Across sub-Saharan Africa, droves of shiny black Matabele ants (Megaponera analis) assemble for daily termite raids. But their appetite puts them at risk, for their prey bites back with a matched ferocity, often ripping off limbs.
In 2017, myrmecologist Erik Frank observed a group of wounded ants releasing a pheromone plea for rescue, while another group of paramedic ants roamed the area. Back in the nest, these “nurse” ants licked clean the wounds of their injured—a first for the known nonhuman animal world. Untreated, the loss of a limb is usually fatal, but Frank found 90 percent of tended ants survived their injuries.
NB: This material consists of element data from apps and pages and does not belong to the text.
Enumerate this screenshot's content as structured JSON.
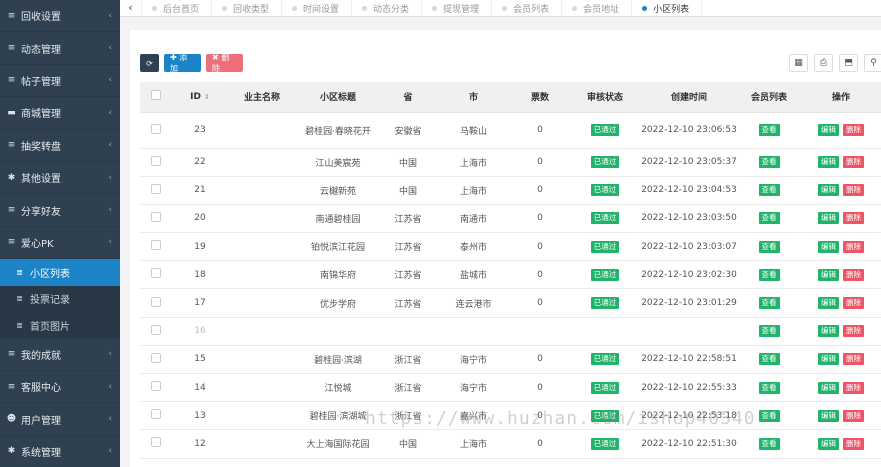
{
  "sidebar": {
    "items": [
      {
        "icon": "list-icon",
        "label": "回收设置",
        "glyph": "≡"
      },
      {
        "icon": "list-icon",
        "label": "动态管理",
        "glyph": "≡"
      },
      {
        "icon": "list-icon",
        "label": "帖子管理",
        "glyph": "≡"
      },
      {
        "icon": "cart-icon",
        "label": "商城管理",
        "glyph": "▬"
      },
      {
        "icon": "list-icon",
        "label": "抽奖转盘",
        "glyph": "≡"
      },
      {
        "icon": "gear-icon",
        "label": "其他设置",
        "glyph": "✱"
      },
      {
        "icon": "list-icon",
        "label": "分享好友",
        "glyph": "≡"
      },
      {
        "icon": "list-icon",
        "label": "爱心PK",
        "glyph": "≡"
      }
    ],
    "sub_items": [
      {
        "label": "小区列表",
        "active": true
      },
      {
        "label": "投票记录",
        "active": false
      },
      {
        "label": "首页图片",
        "active": false
      }
    ],
    "bottom_items": [
      {
        "icon": "list-icon",
        "label": "我的成就",
        "glyph": "≡"
      },
      {
        "icon": "list-icon",
        "label": "客服中心",
        "glyph": "≡"
      },
      {
        "icon": "users-icon",
        "label": "用户管理",
        "glyph": "☻"
      },
      {
        "icon": "gear-icon",
        "label": "系统管理",
        "glyph": "✱"
      }
    ]
  },
  "tabs": {
    "back_glyph": "‹",
    "items": [
      {
        "label": "后台首页",
        "active": false
      },
      {
        "label": "回收类型",
        "active": false
      },
      {
        "label": "时间设置",
        "active": false
      },
      {
        "label": "动态分类",
        "active": false
      },
      {
        "label": "提现管理",
        "active": false
      },
      {
        "label": "会员列表",
        "active": false
      },
      {
        "label": "会员地址",
        "active": false
      },
      {
        "label": "小区列表",
        "active": true
      }
    ]
  },
  "toolbar": {
    "refresh_glyph": "⟳",
    "add_label": "✚ 添加",
    "delete_label": "✖ 删除",
    "right_tools": [
      {
        "icon": "columns-icon",
        "glyph": "▦"
      },
      {
        "icon": "print-icon",
        "glyph": "⎙"
      },
      {
        "icon": "export-icon",
        "glyph": "⬒"
      },
      {
        "icon": "search-icon",
        "glyph": "⚲"
      }
    ]
  },
  "table": {
    "headers": [
      "",
      "ID",
      "业主名称",
      "小区标题",
      "省",
      "市",
      "票数",
      "审核状态",
      "创建时间",
      "会员列表",
      "操作"
    ],
    "sort_glyph": "⇕",
    "status_label": "已通过",
    "view_label": "查看",
    "edit_label": "编辑",
    "delete_label": "删除",
    "rows": [
      {
        "id": "23",
        "owner": "",
        "title": "碧桂园·春晓花开",
        "province": "安徽省",
        "city": "马鞍山",
        "votes": "0",
        "created": "2022-12-10 23:06:53"
      },
      {
        "id": "22",
        "owner": "",
        "title": "江山美宸苑",
        "province": "中国",
        "city": "上海市",
        "votes": "0",
        "created": "2022-12-10 23:05:37"
      },
      {
        "id": "21",
        "owner": "",
        "title": "云樾新苑",
        "province": "中国",
        "city": "上海市",
        "votes": "0",
        "created": "2022-12-10 23:04:53"
      },
      {
        "id": "20",
        "owner": "",
        "title": "南通碧桂园",
        "province": "江苏省",
        "city": "南通市",
        "votes": "0",
        "created": "2022-12-10 23:03:50"
      },
      {
        "id": "19",
        "owner": "",
        "title": "铂悦滨江花园",
        "province": "江苏省",
        "city": "泰州市",
        "votes": "0",
        "created": "2022-12-10 23:03:07"
      },
      {
        "id": "18",
        "owner": "",
        "title": "南锦华府",
        "province": "江苏省",
        "city": "盐城市",
        "votes": "0",
        "created": "2022-12-10 23:02:30"
      },
      {
        "id": "17",
        "owner": "",
        "title": "优步学府",
        "province": "江苏省",
        "city": "连云港市",
        "votes": "0",
        "created": "2022-12-10 23:01:29"
      },
      {
        "id": "16",
        "owner": "",
        "title": "",
        "province": "",
        "city": "",
        "votes": "",
        "created": ""
      },
      {
        "id": "15",
        "owner": "",
        "title": "碧桂园·滨湖",
        "province": "浙江省",
        "city": "海宁市",
        "votes": "0",
        "created": "2022-12-10 22:58:51"
      },
      {
        "id": "14",
        "owner": "",
        "title": "江悦城",
        "province": "浙江省",
        "city": "海宁市",
        "votes": "0",
        "created": "2022-12-10 22:55:33"
      },
      {
        "id": "13",
        "owner": "",
        "title": "碧桂园·滨湖城",
        "province": "浙江省",
        "city": "嘉兴市",
        "votes": "0",
        "created": "2022-12-10 22:53:18"
      },
      {
        "id": "12",
        "owner": "",
        "title": "大上海国际花园",
        "province": "中国",
        "city": "上海市",
        "votes": "0",
        "created": "2022-12-10 22:51:30"
      }
    ]
  },
  "watermark": "https://www.huzhan.com/ishop40340",
  "colors": {
    "sidebar": "#2f4050",
    "accent": "#1c84c6",
    "success": "#21b36a",
    "danger": "#ed5565"
  }
}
From a clade that doggedly focuses on the collective and typically regards individuals as expendable comes this image of a tiny tongue cleaning a neighbor’s wound. And although this caretaking is likely less about mercy and more about group survival, an appealing sense remains: it’s easier to go after the prize with community health care at your back.